Our partner, NY wrongful death attorney Jeffrey Bloom, who was instrumental in helping the bill pass the Assembly and the Senate spoke to CBS News in the video below.
New York wrongful death law has not been updated since 1847 and the bill that was passed last June with a large bipartisan majority by both chambers in Albany would have modernized the actual pre-civil war wrongful death statute
While 48 States in the US have modernized their wrongful deaths statute including 41 allowing to sue for emotional distress, New York is one of the last ones to only consider pecuniary loss when compensating survivors.
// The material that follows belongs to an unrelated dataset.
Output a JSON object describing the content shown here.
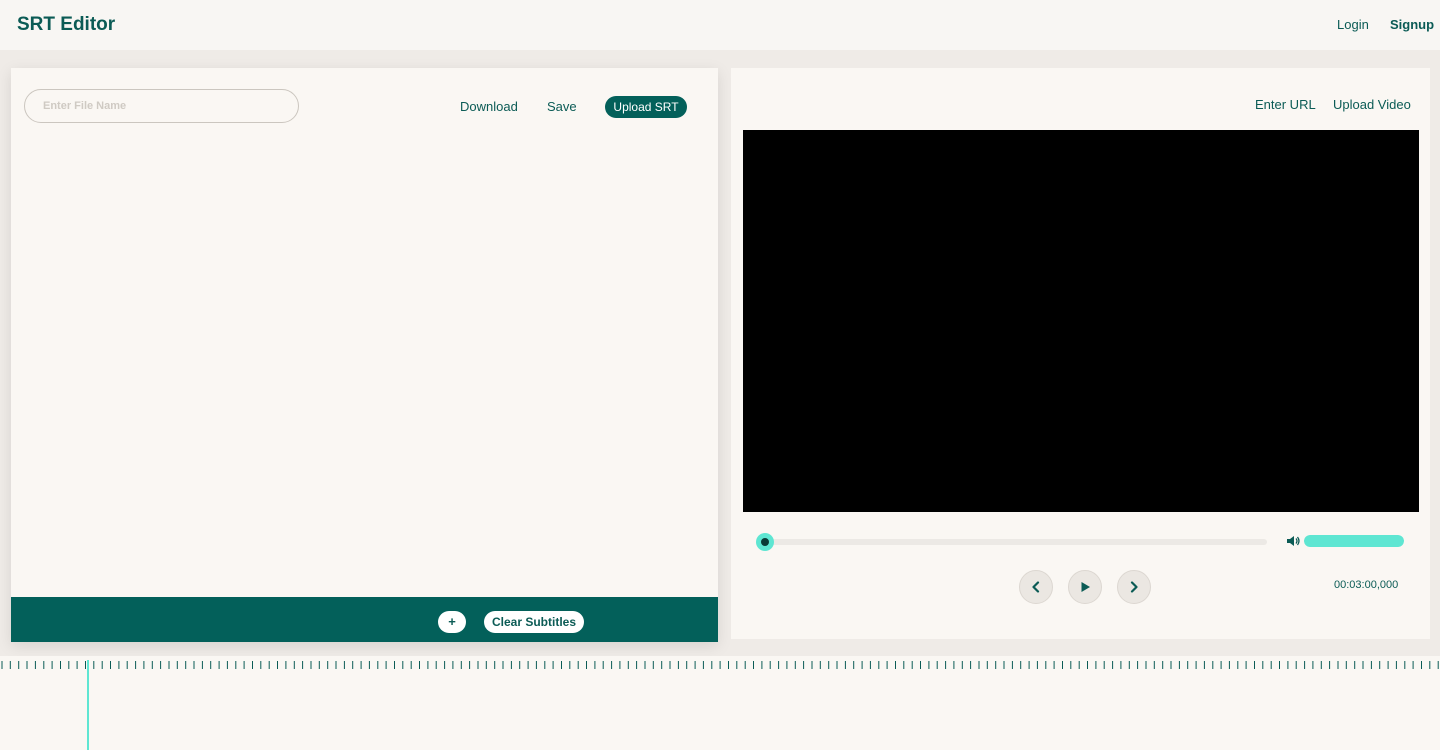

As a result survivors of children, senior people and loved ones who are not earning a substantial income and have been killed because of the negligence of someone else can not receive any compensation for the emotional distress they suffered.
Every year in New York, children are killed by careless drivers on their way to school, seniors are fatally struck by drunk drivers while crossing the road, stay at home mothers die from medical malpractice, unemployed people are killed by defective products and their grieving families have one thing in common: they are unable to obtain the compensation they deserve for the loss they suffer. Not only the actual law is unfair to loved ones and families of victims not earning an income but it also doesn’t hold accountable the wrongdoers for their negligent act.
While countless families of victims who lost a loved one in careless accidents were hoping that they would finally obtain the compensation they deserve, the bill was strongly opposed by insurance companies, hospital associations as well as the Defense Association of New York.
Democrats hold supermajorities in the Senate and the Assembly and can override the governor’s veto but because the bill was passed in the previous legislative session, they are unable to do so. The only way would be to repass the bill.